To do =>
An exact restatement of all the data is required, with the pictures left out.

(Component data from apps and pages)
Segment Open

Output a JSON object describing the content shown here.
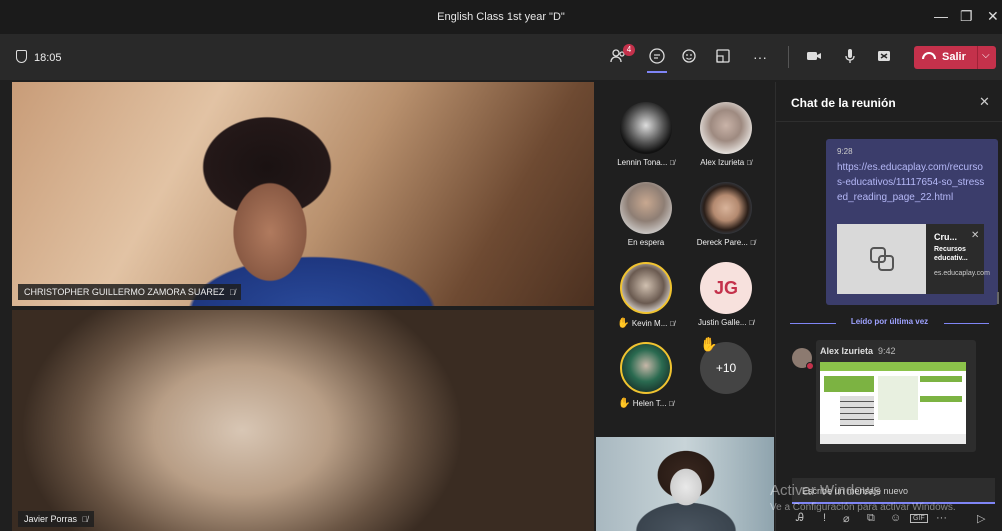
{
  "window": {
    "title": "English Class 1st year \"D\"",
    "minimize": "—",
    "maximize": "❐",
    "close": "✕"
  },
  "toolbar": {
    "timer": "18:05",
    "participants_badge": "4",
    "leave_label": "Salir",
    "leave_color": "#c4314b",
    "icons": [
      "participants-icon",
      "chat-icon",
      "reactions-icon",
      "rooms-icon",
      "more-icon",
      "camera-icon",
      "mic-icon",
      "share-icon",
      "phone-icon"
    ],
    "more": "···"
  },
  "videos": {
    "main_top_label": "CHRISTOPHER GUILLERMO ZAMORA SUAREZ",
    "main_bottom_label": "Javier Porras"
  },
  "gallery": {
    "participants": [
      {
        "name": "Lennin Tona...",
        "muted": true
      },
      {
        "name": "Alex Izurieta",
        "muted": true
      },
      {
        "name": "En espera",
        "muted": false
      },
      {
        "name": "Dereck Pare...",
        "muted": true
      },
      {
        "name": "Kevin M...",
        "muted": true,
        "hand": true
      },
      {
        "name": "Justin Galle...",
        "muted": true,
        "initials": "JG"
      },
      {
        "name": "Helen T...",
        "muted": true,
        "hand": true
      },
      {
        "overflow": "+10",
        "hand": true
      }
    ]
  },
  "chat": {
    "title": "Chat de la reunión",
    "message1": {
      "time": "9:28",
      "link": "https://es.educaplay.com/recursos-educativos/11117654-so_stressed_reading_page_22.html",
      "preview_title": "Cru...",
      "preview_desc": "Recursos educativ...",
      "preview_domain": "es.educaplay.com"
    },
    "seen_label": "Leído por última vez",
    "message2": {
      "sender": "Alex Izurieta",
      "time": "9:42"
    },
    "compose_placeholder": "Escribe un mensaje nuevo"
  },
  "watermark": {
    "line1": "Activar Windows",
    "line2": "Ve a Configuración para activar Windows."
  },
  "colors": {
    "accent": "#7f85f5",
    "raise_hand": "#f0b330",
    "bubble": "#3b3d6b"
  }
}
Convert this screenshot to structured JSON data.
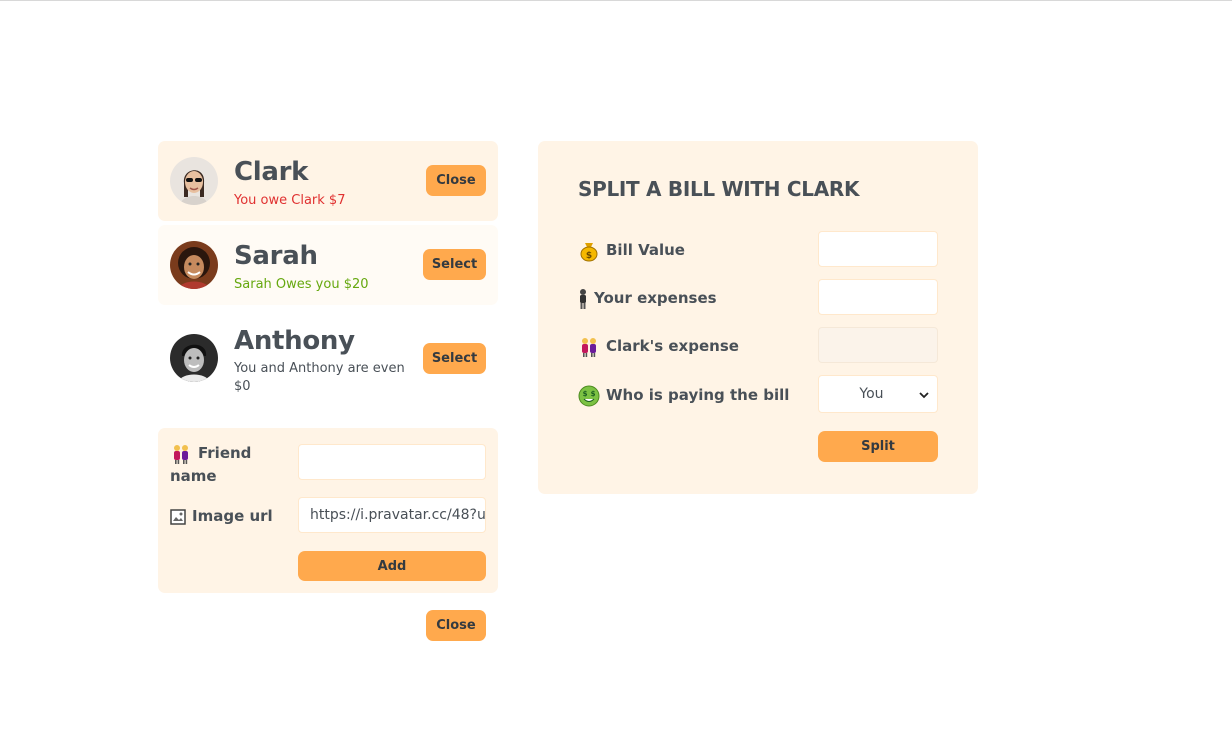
{
  "friends": [
    {
      "name": "Clark",
      "status": "You owe Clark $7",
      "button": "Close"
    },
    {
      "name": "Sarah",
      "status": "Sarah Owes you $20",
      "button": "Select"
    },
    {
      "name": "Anthony",
      "status": "You and Anthony are even $0",
      "button": "Select"
    }
  ],
  "add_form": {
    "friend_name_label": "Friend name",
    "friend_name_value": "",
    "image_url_label": "Image url",
    "image_url_value": "https://i.pravatar.cc/48?u",
    "add_button": "Add"
  },
  "close_button": "Close",
  "split": {
    "title": "SPLIT A BILL WITH CLARK",
    "bill_value_label": "Bill Value",
    "bill_value": "",
    "your_expenses_label": "Your expenses",
    "your_expenses": "",
    "friend_expense_label": "Clark's expense",
    "friend_expense": "",
    "payer_label": "Who is paying the bill",
    "payer_selected": "You",
    "split_button": "Split"
  },
  "colors": {
    "accent": "#ffa94d",
    "panel": "#fff4e6",
    "owe_red": "#e03131",
    "owed_green": "#66a80f"
  },
  "icons": [
    "money-bag-icon",
    "person-standing-icon",
    "two-women-icon",
    "money-mouth-face-icon",
    "framed-picture-icon"
  ]
}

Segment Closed

Your solution =>
Output a JSON object describing the content shown here.
{
  "window": {
    "title": "English Class 1st year \"D\"",
    "minimize": "—",
    "maximize": "❐",
    "close": "✕"
  },
  "toolbar": {
    "timer": "18:05",
    "participants_badge": "4",
    "leave_label": "Salir",
    "leave_color": "#c4314b",
    "icons": [
      "participants-icon",
      "chat-icon",
      "reactions-icon",
      "rooms-icon",
      "more-icon",
      "camera-icon",
      "mic-icon",
      "share-icon",
      "phone-icon"
    ],
    "more": "···"
  },
  "videos": {
    "main_top_label": "CHRISTOPHER GUILLERMO ZAMORA SUAREZ",
    "main_bottom_label": "Javier Porras"
  },
  "gallery": {
    "participants": [
      {
        "name": "Lennin Tona...",
        "muted": true
      },
      {
        "name": "Alex Izurieta",
        "muted": true
      },
      {
        "name": "En espera",
        "muted": false
      },
      {
        "name": "Dereck Pare...",
        "muted": true
      },
      {
        "name": "Kevin M...",
        "muted": true,
        "hand": true
      },
      {
        "name": "Justin Galle...",
        "muted": true,
        "initials": "JG"
      },
      {
        "name": "Helen T...",
        "muted": true,
        "hand": true
      },
      {
        "overflow": "+10",
        "hand": true
      }
    ]
  },
  "chat": {
    "title": "Chat de la reunión",
    "message1": {
      "time": "9:28",
      "link": "https://es.educaplay.com/recursos-educativos/11117654-so_stressed_reading_page_22.html",
      "preview_title": "Cru...",
      "preview_desc": "Recursos educativ...",
      "preview_domain": "es.educaplay.com"
    },
    "seen_label": "Leído por última vez",
    "message2": {
      "sender": "Alex Izurieta",
      "time": "9:42"
    },
    "compose_placeholder": "Escribe un mensaje nuevo"
  },
  "watermark": {
    "line1": "Activar Windows",
    "line2": "Ve a Configuración para activar Windows."
  },
  "colors": {
    "accent": "#7f85f5",
    "raise_hand": "#f0b330",
    "bubble": "#3b3d6b"
  }
}
Convert this screenshot to structured JSON data.
{
  "friends": [
    {
      "name": "Clark",
      "status": "You owe Clark $7",
      "button": "Close"
    },
    {
      "name": "Sarah",
      "status": "Sarah Owes you $20",
      "button": "Select"
    },
    {
      "name": "Anthony",
      "status": "You and Anthony are even $0",
      "button": "Select"
    }
  ],
  "add_form": {
    "friend_name_label": "Friend name",
    "friend_name_value": "",
    "image_url_label": "Image url",
    "image_url_value": "https://i.pravatar.cc/48?u",
    "add_button": "Add"
  },
  "close_button": "Close",
  "split": {
    "title": "SPLIT A BILL WITH CLARK",
    "bill_value_label": "Bill Value",
    "bill_value": "",
    "your_expenses_label": "Your expenses",
    "your_expenses": "",
    "friend_expense_label": "Clark's expense",
    "friend_expense": "",
    "payer_label": "Who is paying the bill",
    "payer_selected": "You",
    "split_button": "Split"
  },
  "colors": {
    "accent": "#ffa94d",
    "panel": "#fff4e6",
    "owe_red": "#e03131",
    "owed_green": "#66a80f"
  },
  "icons": [
    "money-bag-icon",
    "person-standing-icon",
    "two-women-icon",
    "money-mouth-face-icon",
    "framed-picture-icon"
  ]
}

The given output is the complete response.